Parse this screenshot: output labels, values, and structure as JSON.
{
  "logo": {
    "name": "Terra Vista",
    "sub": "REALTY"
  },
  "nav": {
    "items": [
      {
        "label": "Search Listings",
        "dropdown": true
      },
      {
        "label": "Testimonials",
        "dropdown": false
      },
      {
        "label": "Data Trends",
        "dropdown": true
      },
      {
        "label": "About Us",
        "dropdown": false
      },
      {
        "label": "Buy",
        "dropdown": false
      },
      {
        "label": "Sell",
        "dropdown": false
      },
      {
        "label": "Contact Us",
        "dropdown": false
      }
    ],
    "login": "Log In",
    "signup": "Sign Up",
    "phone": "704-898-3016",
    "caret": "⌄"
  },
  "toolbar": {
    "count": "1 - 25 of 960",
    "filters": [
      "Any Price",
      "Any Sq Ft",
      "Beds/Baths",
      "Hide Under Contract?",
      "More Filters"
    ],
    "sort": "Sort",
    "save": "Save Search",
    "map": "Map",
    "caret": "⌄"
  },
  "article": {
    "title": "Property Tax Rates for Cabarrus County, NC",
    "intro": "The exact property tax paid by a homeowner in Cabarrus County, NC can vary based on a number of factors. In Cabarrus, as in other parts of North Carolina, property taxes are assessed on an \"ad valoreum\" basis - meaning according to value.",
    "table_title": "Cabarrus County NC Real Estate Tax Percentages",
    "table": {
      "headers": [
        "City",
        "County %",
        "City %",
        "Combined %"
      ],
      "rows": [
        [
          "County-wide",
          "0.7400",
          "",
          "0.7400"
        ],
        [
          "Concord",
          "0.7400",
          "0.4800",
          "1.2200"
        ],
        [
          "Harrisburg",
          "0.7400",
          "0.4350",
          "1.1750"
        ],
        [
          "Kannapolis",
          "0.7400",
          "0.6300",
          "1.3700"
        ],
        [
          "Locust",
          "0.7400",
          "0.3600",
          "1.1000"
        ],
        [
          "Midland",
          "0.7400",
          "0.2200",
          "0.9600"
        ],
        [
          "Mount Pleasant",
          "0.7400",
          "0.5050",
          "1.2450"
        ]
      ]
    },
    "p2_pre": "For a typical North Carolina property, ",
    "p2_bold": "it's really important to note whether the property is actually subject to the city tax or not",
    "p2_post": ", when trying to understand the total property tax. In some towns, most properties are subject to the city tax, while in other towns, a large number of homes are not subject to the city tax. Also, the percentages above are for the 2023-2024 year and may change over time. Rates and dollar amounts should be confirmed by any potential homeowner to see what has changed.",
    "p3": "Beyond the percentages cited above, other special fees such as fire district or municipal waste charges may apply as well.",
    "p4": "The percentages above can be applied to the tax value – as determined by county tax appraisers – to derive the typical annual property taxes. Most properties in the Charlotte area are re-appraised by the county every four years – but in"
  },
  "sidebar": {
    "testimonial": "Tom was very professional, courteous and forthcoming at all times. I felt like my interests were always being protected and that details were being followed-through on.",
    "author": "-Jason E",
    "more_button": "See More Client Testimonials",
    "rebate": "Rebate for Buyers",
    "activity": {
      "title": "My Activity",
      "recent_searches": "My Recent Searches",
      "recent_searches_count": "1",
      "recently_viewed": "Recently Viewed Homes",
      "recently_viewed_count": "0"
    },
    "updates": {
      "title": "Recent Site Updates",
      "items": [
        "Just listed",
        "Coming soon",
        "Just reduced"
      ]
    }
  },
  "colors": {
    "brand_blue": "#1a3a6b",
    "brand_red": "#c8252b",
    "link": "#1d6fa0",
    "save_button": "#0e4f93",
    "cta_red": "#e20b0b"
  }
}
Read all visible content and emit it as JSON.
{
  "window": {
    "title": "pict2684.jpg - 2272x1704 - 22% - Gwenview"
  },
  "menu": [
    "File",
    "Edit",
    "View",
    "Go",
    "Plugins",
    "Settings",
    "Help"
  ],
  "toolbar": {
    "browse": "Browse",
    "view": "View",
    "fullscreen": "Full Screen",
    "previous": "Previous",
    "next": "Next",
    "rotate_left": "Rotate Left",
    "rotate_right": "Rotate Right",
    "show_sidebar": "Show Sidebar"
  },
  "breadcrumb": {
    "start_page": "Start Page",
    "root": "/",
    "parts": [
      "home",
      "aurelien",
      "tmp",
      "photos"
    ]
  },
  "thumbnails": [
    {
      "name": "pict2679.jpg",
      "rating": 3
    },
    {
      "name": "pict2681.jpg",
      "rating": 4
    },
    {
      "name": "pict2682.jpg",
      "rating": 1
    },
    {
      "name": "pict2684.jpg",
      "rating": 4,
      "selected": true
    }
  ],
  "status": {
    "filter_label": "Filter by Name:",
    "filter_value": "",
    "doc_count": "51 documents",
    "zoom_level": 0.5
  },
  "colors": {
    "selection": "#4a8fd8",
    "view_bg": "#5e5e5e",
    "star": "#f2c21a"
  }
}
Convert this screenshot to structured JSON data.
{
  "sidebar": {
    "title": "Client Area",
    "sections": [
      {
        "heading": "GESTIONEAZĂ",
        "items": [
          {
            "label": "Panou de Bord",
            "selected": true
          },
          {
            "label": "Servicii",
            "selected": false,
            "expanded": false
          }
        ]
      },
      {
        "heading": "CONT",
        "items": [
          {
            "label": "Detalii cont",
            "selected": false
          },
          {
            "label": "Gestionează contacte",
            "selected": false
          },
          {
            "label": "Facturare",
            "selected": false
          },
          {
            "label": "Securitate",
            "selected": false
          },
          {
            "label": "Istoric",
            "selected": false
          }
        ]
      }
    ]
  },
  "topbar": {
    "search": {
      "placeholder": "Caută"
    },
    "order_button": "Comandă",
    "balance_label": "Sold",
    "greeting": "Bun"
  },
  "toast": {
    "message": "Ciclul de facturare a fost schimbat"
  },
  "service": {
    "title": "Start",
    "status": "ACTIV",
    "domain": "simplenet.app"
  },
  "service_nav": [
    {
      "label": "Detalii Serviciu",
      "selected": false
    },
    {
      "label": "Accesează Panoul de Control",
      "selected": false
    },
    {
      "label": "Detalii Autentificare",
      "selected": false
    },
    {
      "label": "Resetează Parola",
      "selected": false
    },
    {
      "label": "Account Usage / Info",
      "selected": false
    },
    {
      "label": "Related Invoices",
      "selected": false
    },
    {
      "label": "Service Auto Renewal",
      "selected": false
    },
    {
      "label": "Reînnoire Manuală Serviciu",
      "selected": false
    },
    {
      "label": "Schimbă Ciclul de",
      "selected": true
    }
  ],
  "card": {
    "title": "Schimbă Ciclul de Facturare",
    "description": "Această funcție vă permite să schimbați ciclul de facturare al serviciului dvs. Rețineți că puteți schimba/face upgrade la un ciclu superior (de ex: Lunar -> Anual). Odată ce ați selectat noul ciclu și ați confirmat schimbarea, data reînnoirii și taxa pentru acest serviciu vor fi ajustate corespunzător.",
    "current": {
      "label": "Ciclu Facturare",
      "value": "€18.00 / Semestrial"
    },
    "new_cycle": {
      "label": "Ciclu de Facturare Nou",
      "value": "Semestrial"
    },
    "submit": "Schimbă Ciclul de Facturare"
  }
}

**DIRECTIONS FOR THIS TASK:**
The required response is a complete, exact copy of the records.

**SOLUTION TO THIS EXERCISE:**
Parse this screenshot: output labels, values, and structure as JSON.
{
  "logo": {
    "name": "Terra Vista",
    "sub": "REALTY"
  },
  "nav": {
    "items": [
      {
        "label": "Search Listings",
        "dropdown": true
      },
      {
        "label": "Testimonials",
        "dropdown": false
      },
      {
        "label": "Data Trends",
        "dropdown": true
      },
      {
        "label": "About Us",
        "dropdown": false
      },
      {
        "label": "Buy",
        "dropdown": false
      },
      {
        "label": "Sell",
        "dropdown": false
      },
      {
        "label": "Contact Us",
        "dropdown": false
      }
    ],
    "login": "Log In",
    "signup": "Sign Up",
    "phone": "704-898-3016",
    "caret": "⌄"
  },
  "toolbar": {
    "count": "1 - 25 of 960",
    "filters": [
      "Any Price",
      "Any Sq Ft",
      "Beds/Baths",
      "Hide Under Contract?",
      "More Filters"
    ],
    "sort": "Sort",
    "save": "Save Search",
    "map": "Map",
    "caret": "⌄"
  },
  "article": {
    "title": "Property Tax Rates for Cabarrus County, NC",
    "intro": "The exact property tax paid by a homeowner in Cabarrus County, NC can vary based on a number of factors. In Cabarrus, as in other parts of North Carolina, property taxes are assessed on an \"ad valoreum\" basis - meaning according to value.",
    "table_title": "Cabarrus County NC Real Estate Tax Percentages",
    "table": {
      "headers": [
        "City",
        "County %",
        "City %",
        "Combined %"
      ],
      "rows": [
        [
          "County-wide",
          "0.7400",
          "",
          "0.7400"
        ],
        [
          "Concord",
          "0.7400",
          "0.4800",
          "1.2200"
        ],
        [
          "Harrisburg",
          "0.7400",
          "0.4350",
          "1.1750"
        ],
        [
          "Kannapolis",
          "0.7400",
          "0.6300",
          "1.3700"
        ],
        [
          "Locust",
          "0.7400",
          "0.3600",
          "1.1000"
        ],
        [
          "Midland",
          "0.7400",
          "0.2200",
          "0.9600"
        ],
        [
          "Mount Pleasant",
          "0.7400",
          "0.5050",
          "1.2450"
        ]
      ]
    },
    "p2_pre": "For a typical North Carolina property, ",
    "p2_bold": "it's really important to note whether the property is actually subject to the city tax or not",
    "p2_post": ", when trying to understand the total property tax. In some towns, most properties are subject to the city tax, while in other towns, a large number of homes are not subject to the city tax. Also, the percentages above are for the 2023-2024 year and may change over time. Rates and dollar amounts should be confirmed by any potential homeowner to see what has changed.",
    "p3": "Beyond the percentages cited above, other special fees such as fire district or municipal waste charges may apply as well.",
    "p4": "The percentages above can be applied to the tax value – as determined by county tax appraisers – to derive the typical annual property taxes. Most properties in the Charlotte area are re-appraised by the county every four years – but in"
  },
  "sidebar": {
    "testimonial": "Tom was very professional, courteous and forthcoming at all times. I felt like my interests were always being protected and that details were being followed-through on.",
    "author": "-Jason E",
    "more_button": "See More Client Testimonials",
    "rebate": "Rebate for Buyers",
    "activity": {
      "title": "My Activity",
      "recent_searches": "My Recent Searches",
      "recent_searches_count": "1",
      "recently_viewed": "Recently Viewed Homes",
      "recently_viewed_count": "0"
    },
    "updates": {
      "title": "Recent Site Updates",
      "items": [
        "Just listed",
        "Coming soon",
        "Just reduced"
      ]
    }
  },
  "colors": {
    "brand_blue": "#1a3a6b",
    "brand_red": "#c8252b",
    "link": "#1d6fa0",
    "save_button": "#0e4f93",
    "cta_red": "#e20b0b"
  }
}
Read all visible content and emit it as JSON.
{
  "window": {
    "title": "pict2684.jpg - 2272x1704 - 22% - Gwenview"
  },
  "menu": [
    "File",
    "Edit",
    "View",
    "Go",
    "Plugins",
    "Settings",
    "Help"
  ],
  "toolbar": {
    "browse": "Browse",
    "view": "View",
    "fullscreen": "Full Screen",
    "previous": "Previous",
    "next": "Next",
    "rotate_left": "Rotate Left",
    "rotate_right": "Rotate Right",
    "show_sidebar": "Show Sidebar"
  },
  "breadcrumb": {
    "start_page": "Start Page",
    "root": "/",
    "parts": [
      "home",
      "aurelien",
      "tmp",
      "photos"
    ]
  },
  "thumbnails": [
    {
      "name": "pict2679.jpg",
      "rating": 3
    },
    {
      "name": "pict2681.jpg",
      "rating": 4
    },
    {
      "name": "pict2682.jpg",
      "rating": 1
    },
    {
      "name": "pict2684.jpg",
      "rating": 4,
      "selected": true
    }
  ],
  "status": {
    "filter_label": "Filter by Name:",
    "filter_value": "",
    "doc_count": "51 documents",
    "zoom_level": 0.5
  },
  "colors": {
    "selection": "#4a8fd8",
    "view_bg": "#5e5e5e",
    "star": "#f2c21a"
  }
}
Convert this screenshot to structured JSON data.
{
  "sidebar": {
    "title": "Client Area",
    "sections": [
      {
        "heading": "GESTIONEAZĂ",
        "items": [
          {
            "label": "Panou de Bord",
            "selected": true
          },
          {
            "label": "Servicii",
            "selected": false,
            "expanded": false
          }
        ]
      },
      {
        "heading": "CONT",
        "items": [
          {
            "label": "Detalii cont",
            "selected": false
          },
          {
            "label": "Gestionează contacte",
            "selected": false
          },
          {
            "label": "Facturare",
            "selected": false
          },
          {
            "label": "Securitate",
            "selected": false
          },
          {
            "label": "Istoric",
            "selected": false
          }
        ]
      }
    ]
  },
  "topbar": {
    "search": {
      "placeholder": "Caută"
    },
    "order_button": "Comandă",
    "balance_label": "Sold",
    "greeting": "Bun"
  },
  "toast": {
    "message": "Ciclul de facturare a fost schimbat"
  },
  "service": {
    "title": "Start",
    "status": "ACTIV",
    "domain": "simplenet.app"
  },
  "service_nav": [
    {
      "label": "Detalii Serviciu",
      "selected": false
    },
    {
      "label": "Accesează Panoul de Control",
      "selected": false
    },
    {
      "label": "Detalii Autentificare",
      "selected": false
    },
    {
      "label": "Resetează Parola",
      "selected": false
    },
    {
      "label": "Account Usage / Info",
      "selected": false
    },
    {
      "label": "Related Invoices",
      "selected": false
    },
    {
      "label": "Service Auto Renewal",
      "selected": false
    },
    {
      "label": "Reînnoire Manuală Serviciu",
      "selected": false
    },
    {
      "label": "Schimbă Ciclul de",
      "selected": true
    }
  ],
  "card": {
    "title": "Schimbă Ciclul de Facturare",
    "description": "Această funcție vă permite să schimbați ciclul de facturare al serviciului dvs. Rețineți că puteți schimba/face upgrade la un ciclu superior (de ex: Lunar -> Anual). Odată ce ați selectat noul ciclu și ați confirmat schimbarea, data reînnoirii și taxa pentru acest serviciu vor fi ajustate corespunzător.",
    "current": {
      "label": "Ciclu Facturare",
      "value": "€18.00 / Semestrial"
    },
    "new_cycle": {
      "label": "Ciclu de Facturare Nou",
      "value": "Semestrial"
    },
    "submit": "Schimbă Ciclul de Facturare"
  }
}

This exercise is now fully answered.